#### YOUR TASK
Which lines in the records below contain the word "icon"? Return each of them.

────────────────

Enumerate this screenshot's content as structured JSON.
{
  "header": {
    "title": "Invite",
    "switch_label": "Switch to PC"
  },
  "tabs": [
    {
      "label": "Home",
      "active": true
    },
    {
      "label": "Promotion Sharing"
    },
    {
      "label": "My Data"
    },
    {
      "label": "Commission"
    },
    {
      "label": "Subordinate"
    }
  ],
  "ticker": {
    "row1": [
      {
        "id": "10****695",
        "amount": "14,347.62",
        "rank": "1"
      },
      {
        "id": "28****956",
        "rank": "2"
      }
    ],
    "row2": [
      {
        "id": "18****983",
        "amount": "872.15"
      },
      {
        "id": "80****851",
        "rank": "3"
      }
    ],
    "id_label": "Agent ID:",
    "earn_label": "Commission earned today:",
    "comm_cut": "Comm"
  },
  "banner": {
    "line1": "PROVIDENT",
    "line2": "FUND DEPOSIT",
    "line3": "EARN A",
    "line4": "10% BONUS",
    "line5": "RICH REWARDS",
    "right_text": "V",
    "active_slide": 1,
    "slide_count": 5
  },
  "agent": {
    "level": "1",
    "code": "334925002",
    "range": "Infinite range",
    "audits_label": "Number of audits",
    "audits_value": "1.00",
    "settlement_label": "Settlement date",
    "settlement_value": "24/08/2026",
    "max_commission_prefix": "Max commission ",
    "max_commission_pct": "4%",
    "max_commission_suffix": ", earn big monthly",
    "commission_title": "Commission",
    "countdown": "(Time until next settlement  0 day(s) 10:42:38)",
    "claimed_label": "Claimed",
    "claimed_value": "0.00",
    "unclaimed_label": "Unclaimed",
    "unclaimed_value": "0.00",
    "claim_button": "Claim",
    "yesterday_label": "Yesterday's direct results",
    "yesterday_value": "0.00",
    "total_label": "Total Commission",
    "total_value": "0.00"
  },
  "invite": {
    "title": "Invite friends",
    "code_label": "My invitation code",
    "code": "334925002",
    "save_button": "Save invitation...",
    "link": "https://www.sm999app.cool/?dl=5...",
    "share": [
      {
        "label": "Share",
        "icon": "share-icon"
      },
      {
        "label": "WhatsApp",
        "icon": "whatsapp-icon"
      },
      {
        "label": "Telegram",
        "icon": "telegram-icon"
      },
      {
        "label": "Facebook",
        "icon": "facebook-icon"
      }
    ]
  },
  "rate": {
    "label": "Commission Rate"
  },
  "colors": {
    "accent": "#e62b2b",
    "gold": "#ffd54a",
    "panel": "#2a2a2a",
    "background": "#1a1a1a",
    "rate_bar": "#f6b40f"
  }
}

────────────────

#### SOLUTION TO THE PROBLEM
        "icon": "share-icon"
        "icon": "whatsapp-icon"
        "icon": "telegram-icon"
        "icon": "facebook-icon"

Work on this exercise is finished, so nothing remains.